### Input data

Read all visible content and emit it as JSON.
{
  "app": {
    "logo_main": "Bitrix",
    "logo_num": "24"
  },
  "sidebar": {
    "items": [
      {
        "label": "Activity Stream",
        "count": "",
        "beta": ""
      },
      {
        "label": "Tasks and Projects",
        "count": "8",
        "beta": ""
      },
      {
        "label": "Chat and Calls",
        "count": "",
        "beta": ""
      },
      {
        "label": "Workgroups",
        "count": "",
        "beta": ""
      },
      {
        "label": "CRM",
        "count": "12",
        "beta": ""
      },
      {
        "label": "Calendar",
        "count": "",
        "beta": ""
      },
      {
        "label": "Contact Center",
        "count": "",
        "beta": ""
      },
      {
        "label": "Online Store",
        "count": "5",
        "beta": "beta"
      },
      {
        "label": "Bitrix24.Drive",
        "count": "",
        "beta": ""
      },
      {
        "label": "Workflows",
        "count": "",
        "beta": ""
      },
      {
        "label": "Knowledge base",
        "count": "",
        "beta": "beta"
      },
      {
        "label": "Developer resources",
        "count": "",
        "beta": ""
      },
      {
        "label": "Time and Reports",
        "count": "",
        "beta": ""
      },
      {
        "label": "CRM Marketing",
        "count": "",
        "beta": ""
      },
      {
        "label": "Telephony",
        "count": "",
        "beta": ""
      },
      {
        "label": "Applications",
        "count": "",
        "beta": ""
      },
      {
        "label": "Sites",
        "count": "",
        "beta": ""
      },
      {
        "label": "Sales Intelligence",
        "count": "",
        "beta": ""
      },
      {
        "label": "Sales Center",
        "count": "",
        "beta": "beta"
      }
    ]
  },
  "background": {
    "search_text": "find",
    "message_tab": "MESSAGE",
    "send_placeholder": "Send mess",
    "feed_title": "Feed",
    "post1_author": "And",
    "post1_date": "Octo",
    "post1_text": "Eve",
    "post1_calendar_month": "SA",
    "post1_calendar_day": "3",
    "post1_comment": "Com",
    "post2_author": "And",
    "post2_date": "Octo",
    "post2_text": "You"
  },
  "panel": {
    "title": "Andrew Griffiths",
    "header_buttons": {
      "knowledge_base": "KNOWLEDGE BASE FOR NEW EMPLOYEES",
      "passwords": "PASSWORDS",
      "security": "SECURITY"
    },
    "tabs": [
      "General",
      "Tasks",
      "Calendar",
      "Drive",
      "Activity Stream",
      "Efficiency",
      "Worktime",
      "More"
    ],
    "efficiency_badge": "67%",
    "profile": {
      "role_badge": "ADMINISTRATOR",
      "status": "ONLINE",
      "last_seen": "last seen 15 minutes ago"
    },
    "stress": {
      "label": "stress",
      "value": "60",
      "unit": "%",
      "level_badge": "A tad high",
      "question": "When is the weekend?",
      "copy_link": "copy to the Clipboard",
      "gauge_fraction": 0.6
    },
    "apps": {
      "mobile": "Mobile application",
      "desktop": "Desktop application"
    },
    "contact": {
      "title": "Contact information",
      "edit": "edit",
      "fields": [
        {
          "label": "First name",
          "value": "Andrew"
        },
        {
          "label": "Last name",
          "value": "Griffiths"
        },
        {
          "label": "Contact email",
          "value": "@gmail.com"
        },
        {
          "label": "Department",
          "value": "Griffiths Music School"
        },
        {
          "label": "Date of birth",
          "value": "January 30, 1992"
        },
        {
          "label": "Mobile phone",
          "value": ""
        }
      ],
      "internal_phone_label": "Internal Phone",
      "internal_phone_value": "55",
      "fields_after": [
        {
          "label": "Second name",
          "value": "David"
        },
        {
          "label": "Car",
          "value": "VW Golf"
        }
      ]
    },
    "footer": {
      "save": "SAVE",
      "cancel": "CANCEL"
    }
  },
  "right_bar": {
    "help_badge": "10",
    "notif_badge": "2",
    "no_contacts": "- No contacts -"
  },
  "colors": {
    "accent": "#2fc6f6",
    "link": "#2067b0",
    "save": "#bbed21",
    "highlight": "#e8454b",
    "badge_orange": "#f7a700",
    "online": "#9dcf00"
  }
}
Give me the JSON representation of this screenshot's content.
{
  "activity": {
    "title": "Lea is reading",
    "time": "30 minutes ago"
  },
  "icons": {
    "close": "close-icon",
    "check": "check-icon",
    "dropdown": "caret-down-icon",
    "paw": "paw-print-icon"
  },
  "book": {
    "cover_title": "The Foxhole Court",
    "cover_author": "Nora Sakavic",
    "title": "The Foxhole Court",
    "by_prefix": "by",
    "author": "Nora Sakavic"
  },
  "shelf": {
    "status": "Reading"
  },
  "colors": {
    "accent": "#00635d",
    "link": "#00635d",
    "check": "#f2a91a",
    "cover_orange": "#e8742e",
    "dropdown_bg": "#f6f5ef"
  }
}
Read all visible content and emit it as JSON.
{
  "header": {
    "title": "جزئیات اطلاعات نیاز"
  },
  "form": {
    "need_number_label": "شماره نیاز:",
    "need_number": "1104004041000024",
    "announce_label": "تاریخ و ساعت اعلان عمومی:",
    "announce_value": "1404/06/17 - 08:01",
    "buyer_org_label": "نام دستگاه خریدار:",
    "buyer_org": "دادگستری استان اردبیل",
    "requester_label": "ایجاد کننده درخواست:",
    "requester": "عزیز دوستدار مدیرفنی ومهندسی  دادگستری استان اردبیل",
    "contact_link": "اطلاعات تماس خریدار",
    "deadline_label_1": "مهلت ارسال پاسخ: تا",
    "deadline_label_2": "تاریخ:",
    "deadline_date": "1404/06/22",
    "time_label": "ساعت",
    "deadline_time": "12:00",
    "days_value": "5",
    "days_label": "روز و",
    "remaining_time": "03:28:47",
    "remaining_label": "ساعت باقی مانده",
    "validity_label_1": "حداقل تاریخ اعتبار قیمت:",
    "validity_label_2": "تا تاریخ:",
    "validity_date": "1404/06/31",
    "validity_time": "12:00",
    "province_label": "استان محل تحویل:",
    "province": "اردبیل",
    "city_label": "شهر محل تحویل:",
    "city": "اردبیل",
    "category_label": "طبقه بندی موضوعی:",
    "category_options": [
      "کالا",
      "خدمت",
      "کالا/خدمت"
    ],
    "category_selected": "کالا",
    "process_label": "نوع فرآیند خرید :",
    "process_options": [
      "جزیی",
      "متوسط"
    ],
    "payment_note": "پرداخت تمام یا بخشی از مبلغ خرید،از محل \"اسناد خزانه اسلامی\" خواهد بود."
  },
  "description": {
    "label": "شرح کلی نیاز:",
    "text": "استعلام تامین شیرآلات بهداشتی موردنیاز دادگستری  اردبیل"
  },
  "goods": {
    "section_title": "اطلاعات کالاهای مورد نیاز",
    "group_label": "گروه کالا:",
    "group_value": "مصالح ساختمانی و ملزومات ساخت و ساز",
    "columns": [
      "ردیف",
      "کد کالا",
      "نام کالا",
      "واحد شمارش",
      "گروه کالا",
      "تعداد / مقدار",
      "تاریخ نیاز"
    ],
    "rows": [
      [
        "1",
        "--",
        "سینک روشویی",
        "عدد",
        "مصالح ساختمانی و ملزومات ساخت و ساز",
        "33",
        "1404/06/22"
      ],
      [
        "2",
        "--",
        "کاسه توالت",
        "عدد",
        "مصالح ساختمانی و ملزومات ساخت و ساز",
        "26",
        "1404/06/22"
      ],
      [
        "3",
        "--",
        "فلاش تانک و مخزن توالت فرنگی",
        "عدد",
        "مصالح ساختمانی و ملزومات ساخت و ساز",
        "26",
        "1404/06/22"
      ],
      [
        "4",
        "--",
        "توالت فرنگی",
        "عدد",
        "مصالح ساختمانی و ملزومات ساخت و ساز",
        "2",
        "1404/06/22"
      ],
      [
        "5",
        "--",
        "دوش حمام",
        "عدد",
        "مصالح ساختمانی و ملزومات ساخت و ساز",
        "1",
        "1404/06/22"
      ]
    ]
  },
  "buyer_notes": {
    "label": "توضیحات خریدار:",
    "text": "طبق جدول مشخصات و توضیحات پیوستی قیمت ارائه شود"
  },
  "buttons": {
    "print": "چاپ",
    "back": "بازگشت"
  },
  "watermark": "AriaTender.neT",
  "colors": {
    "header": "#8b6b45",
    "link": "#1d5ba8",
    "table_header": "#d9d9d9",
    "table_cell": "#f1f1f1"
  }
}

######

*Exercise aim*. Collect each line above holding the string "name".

*Answer*.
          "label": "First name",
          "label": "Last name",
          "label": "Second name",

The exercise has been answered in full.